What needs to be done: Starting at the top line and ending at the last, restate the records exactly.

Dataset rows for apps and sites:
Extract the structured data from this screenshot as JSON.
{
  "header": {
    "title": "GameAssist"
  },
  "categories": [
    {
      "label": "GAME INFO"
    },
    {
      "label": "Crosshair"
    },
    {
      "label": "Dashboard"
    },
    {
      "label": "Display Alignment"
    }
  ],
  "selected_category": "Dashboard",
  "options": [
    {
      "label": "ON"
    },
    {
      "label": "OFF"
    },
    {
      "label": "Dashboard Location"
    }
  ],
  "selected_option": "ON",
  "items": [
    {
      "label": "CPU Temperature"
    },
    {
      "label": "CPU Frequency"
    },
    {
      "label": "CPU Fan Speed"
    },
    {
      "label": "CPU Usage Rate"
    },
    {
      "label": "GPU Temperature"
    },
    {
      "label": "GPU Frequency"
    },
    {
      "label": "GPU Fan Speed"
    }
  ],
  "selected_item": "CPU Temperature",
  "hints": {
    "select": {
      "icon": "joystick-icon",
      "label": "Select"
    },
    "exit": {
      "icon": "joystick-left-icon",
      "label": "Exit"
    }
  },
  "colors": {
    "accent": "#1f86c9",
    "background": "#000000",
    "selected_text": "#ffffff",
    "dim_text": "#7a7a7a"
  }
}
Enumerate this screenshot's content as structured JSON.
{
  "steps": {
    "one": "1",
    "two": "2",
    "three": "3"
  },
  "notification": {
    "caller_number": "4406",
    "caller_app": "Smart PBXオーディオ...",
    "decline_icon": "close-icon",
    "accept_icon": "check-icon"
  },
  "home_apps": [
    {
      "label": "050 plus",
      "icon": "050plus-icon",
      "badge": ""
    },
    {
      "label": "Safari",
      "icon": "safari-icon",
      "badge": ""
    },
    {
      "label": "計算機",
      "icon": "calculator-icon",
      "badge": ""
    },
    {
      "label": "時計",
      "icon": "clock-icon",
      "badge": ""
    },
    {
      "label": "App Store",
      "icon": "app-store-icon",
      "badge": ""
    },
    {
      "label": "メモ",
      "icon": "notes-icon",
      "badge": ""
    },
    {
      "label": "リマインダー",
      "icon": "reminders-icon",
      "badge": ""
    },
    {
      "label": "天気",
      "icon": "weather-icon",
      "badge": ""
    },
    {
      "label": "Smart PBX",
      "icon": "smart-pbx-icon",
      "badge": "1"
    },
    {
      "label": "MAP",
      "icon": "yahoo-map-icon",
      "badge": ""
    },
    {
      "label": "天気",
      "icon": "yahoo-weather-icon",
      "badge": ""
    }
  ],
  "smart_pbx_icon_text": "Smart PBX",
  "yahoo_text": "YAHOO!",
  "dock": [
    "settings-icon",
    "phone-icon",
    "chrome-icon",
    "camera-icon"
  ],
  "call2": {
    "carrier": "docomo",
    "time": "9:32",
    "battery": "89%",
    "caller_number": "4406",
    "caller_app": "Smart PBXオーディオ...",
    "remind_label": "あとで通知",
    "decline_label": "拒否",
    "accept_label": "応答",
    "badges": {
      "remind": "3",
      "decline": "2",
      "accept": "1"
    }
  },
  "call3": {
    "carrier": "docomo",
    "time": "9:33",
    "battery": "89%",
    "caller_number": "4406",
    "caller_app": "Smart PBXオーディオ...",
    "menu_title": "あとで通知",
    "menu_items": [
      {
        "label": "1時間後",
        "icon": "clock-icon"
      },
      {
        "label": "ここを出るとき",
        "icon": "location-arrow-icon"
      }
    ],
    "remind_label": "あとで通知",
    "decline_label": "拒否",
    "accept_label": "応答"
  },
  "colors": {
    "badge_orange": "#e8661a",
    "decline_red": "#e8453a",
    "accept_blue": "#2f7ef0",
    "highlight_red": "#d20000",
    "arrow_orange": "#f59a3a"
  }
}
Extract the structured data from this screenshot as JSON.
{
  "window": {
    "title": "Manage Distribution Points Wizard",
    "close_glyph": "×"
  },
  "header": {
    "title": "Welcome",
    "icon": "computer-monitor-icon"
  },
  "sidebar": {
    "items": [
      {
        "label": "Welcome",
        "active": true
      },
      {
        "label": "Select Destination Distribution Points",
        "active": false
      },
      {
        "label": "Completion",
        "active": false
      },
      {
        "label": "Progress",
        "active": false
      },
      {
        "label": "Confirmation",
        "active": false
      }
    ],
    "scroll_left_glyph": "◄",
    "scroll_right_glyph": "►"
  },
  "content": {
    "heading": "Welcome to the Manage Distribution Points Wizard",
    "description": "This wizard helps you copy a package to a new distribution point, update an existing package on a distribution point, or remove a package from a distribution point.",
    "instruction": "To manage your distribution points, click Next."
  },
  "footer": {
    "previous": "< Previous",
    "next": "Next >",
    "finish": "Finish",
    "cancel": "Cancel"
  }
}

Exercise result:
Extract the structured data from this screenshot as JSON.
{
  "header": {
    "title": "GameAssist"
  },
  "categories": [
    {
      "label": "GAME INFO"
    },
    {
      "label": "Crosshair"
    },
    {
      "label": "Dashboard"
    },
    {
      "label": "Display Alignment"
    }
  ],
  "selected_category": "Dashboard",
  "options": [
    {
      "label": "ON"
    },
    {
      "label": "OFF"
    },
    {
      "label": "Dashboard Location"
    }
  ],
  "selected_option": "ON",
  "items": [
    {
      "label": "CPU Temperature"
    },
    {
      "label": "CPU Frequency"
    },
    {
      "label": "CPU Fan Speed"
    },
    {
      "label": "CPU Usage Rate"
    },
    {
      "label": "GPU Temperature"
    },
    {
      "label": "GPU Frequency"
    },
    {
      "label": "GPU Fan Speed"
    }
  ],
  "selected_item": "CPU Temperature",
  "hints": {
    "select": {
      "icon": "joystick-icon",
      "label": "Select"
    },
    "exit": {
      "icon": "joystick-left-icon",
      "label": "Exit"
    }
  },
  "colors": {
    "accent": "#1f86c9",
    "background": "#000000",
    "selected_text": "#ffffff",
    "dim_text": "#7a7a7a"
  }
}
Enumerate this screenshot's content as structured JSON.
{
  "steps": {
    "one": "1",
    "two": "2",
    "three": "3"
  },
  "notification": {
    "caller_number": "4406",
    "caller_app": "Smart PBXオーディオ...",
    "decline_icon": "close-icon",
    "accept_icon": "check-icon"
  },
  "home_apps": [
    {
      "label": "050 plus",
      "icon": "050plus-icon",
      "badge": ""
    },
    {
      "label": "Safari",
      "icon": "safari-icon",
      "badge": ""
    },
    {
      "label": "計算機",
      "icon": "calculator-icon",
      "badge": ""
    },
    {
      "label": "時計",
      "icon": "clock-icon",
      "badge": ""
    },
    {
      "label": "App Store",
      "icon": "app-store-icon",
      "badge": ""
    },
    {
      "label": "メモ",
      "icon": "notes-icon",
      "badge": ""
    },
    {
      "label": "リマインダー",
      "icon": "reminders-icon",
      "badge": ""
    },
    {
      "label": "天気",
      "icon": "weather-icon",
      "badge": ""
    },
    {
      "label": "Smart PBX",
      "icon": "smart-pbx-icon",
      "badge": "1"
    },
    {
      "label": "MAP",
      "icon": "yahoo-map-icon",
      "badge": ""
    },
    {
      "label": "天気",
      "icon": "yahoo-weather-icon",
      "badge": ""
    }
  ],
  "smart_pbx_icon_text": "Smart PBX",
  "yahoo_text": "YAHOO!",
  "dock": [
    "settings-icon",
    "phone-icon",
    "chrome-icon",
    "camera-icon"
  ],
  "call2": {
    "carrier": "docomo",
    "time": "9:32",
    "battery": "89%",
    "caller_number": "4406",
    "caller_app": "Smart PBXオーディオ...",
    "remind_label": "あとで通知",
    "decline_label": "拒否",
    "accept_label": "応答",
    "badges": {
      "remind": "3",
      "decline": "2",
      "accept": "1"
    }
  },
  "call3": {
    "carrier": "docomo",
    "time": "9:33",
    "battery": "89%",
    "caller_number": "4406",
    "caller_app": "Smart PBXオーディオ...",
    "menu_title": "あとで通知",
    "menu_items": [
      {
        "label": "1時間後",
        "icon": "clock-icon"
      },
      {
        "label": "ここを出るとき",
        "icon": "location-arrow-icon"
      }
    ],
    "remind_label": "あとで通知",
    "decline_label": "拒否",
    "accept_label": "応答"
  },
  "colors": {
    "badge_orange": "#e8661a",
    "decline_red": "#e8453a",
    "accept_blue": "#2f7ef0",
    "highlight_red": "#d20000",
    "arrow_orange": "#f59a3a"
  }
}
Extract the structured data from this screenshot as JSON.
{
  "window": {
    "title": "Manage Distribution Points Wizard",
    "close_glyph": "×"
  },
  "header": {
    "title": "Welcome",
    "icon": "computer-monitor-icon"
  },
  "sidebar": {
    "items": [
      {
        "label": "Welcome",
        "active": true
      },
      {
        "label": "Select Destination Distribution Points",
        "active": false
      },
      {
        "label": "Completion",
        "active": false
      },
      {
        "label": "Progress",
        "active": false
      },
      {
        "label": "Confirmation",
        "active": false
      }
    ],
    "scroll_left_glyph": "◄",
    "scroll_right_glyph": "►"
  },
  "content": {
    "heading": "Welcome to the Manage Distribution Points Wizard",
    "description": "This wizard helps you copy a package to a new distribution point, update an existing package on a distribution point, or remove a package from a distribution point.",
    "instruction": "To manage your distribution points, click Next."
  },
  "footer": {
    "previous": "< Previous",
    "next": "Next >",
    "finish": "Finish",
    "cancel": "Cancel"
  }
}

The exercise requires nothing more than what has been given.